=== What the task requires ===
Repeat the entries below in full, with every character unchanged.

Data section Start Marker

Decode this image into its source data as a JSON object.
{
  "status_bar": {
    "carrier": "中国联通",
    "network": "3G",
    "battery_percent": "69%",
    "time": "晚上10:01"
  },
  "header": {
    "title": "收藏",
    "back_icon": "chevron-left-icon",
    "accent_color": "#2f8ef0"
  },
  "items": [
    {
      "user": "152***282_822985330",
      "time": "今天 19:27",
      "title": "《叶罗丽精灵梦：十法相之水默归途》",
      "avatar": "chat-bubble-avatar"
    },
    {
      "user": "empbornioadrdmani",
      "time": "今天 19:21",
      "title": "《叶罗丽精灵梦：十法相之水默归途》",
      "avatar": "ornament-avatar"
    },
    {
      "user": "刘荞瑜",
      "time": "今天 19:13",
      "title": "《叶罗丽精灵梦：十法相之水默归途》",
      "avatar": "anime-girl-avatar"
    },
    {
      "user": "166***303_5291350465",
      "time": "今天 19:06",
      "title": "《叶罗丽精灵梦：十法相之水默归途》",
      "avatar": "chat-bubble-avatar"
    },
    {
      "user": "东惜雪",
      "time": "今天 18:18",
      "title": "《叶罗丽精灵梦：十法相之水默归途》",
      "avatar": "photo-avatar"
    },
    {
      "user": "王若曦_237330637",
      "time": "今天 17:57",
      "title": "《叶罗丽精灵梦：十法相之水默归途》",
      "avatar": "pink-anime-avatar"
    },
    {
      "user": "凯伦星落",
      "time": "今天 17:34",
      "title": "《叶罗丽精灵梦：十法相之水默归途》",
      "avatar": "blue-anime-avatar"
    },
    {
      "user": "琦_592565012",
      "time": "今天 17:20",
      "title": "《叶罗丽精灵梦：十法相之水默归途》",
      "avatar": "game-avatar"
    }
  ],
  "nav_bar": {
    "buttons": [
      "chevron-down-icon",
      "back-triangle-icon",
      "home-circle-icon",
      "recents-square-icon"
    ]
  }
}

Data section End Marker

=== Finished exercise ===
Decode this image into its source data as a JSON object.
{
  "status_bar": {
    "carrier": "中国联通",
    "network": "3G",
    "battery_percent": "69%",
    "time": "晚上10:01"
  },
  "header": {
    "title": "收藏",
    "back_icon": "chevron-left-icon",
    "accent_color": "#2f8ef0"
  },
  "items": [
    {
      "user": "152***282_822985330",
      "time": "今天 19:27",
      "title": "《叶罗丽精灵梦：十法相之水默归途》",
      "avatar": "chat-bubble-avatar"
    },
    {
      "user": "empbornioadrdmani",
      "time": "今天 19:21",
      "title": "《叶罗丽精灵梦：十法相之水默归途》",
      "avatar": "ornament-avatar"
    },
    {
      "user": "刘荞瑜",
      "time": "今天 19:13",
      "title": "《叶罗丽精灵梦：十法相之水默归途》",
      "avatar": "anime-girl-avatar"
    },
    {
      "user": "166***303_5291350465",
      "time": "今天 19:06",
      "title": "《叶罗丽精灵梦：十法相之水默归途》",
      "avatar": "chat-bubble-avatar"
    },
    {
      "user": "东惜雪",
      "time": "今天 18:18",
      "title": "《叶罗丽精灵梦：十法相之水默归途》",
      "avatar": "photo-avatar"
    },
    {
      "user": "王若曦_237330637",
      "time": "今天 17:57",
      "title": "《叶罗丽精灵梦：十法相之水默归途》",
      "avatar": "pink-anime-avatar"
    },
    {
      "user": "凯伦星落",
      "time": "今天 17:34",
      "title": "《叶罗丽精灵梦：十法相之水默归途》",
      "avatar": "blue-anime-avatar"
    },
    {
      "user": "琦_592565012",
      "time": "今天 17:20",
      "title": "《叶罗丽精灵梦：十法相之水默归途》",
      "avatar": "game-avatar"
    }
  ],
  "nav_bar": {
    "buttons": [
      "chevron-down-icon",
      "back-triangle-icon",
      "home-circle-icon",
      "recents-square-icon"
    ]
  }
}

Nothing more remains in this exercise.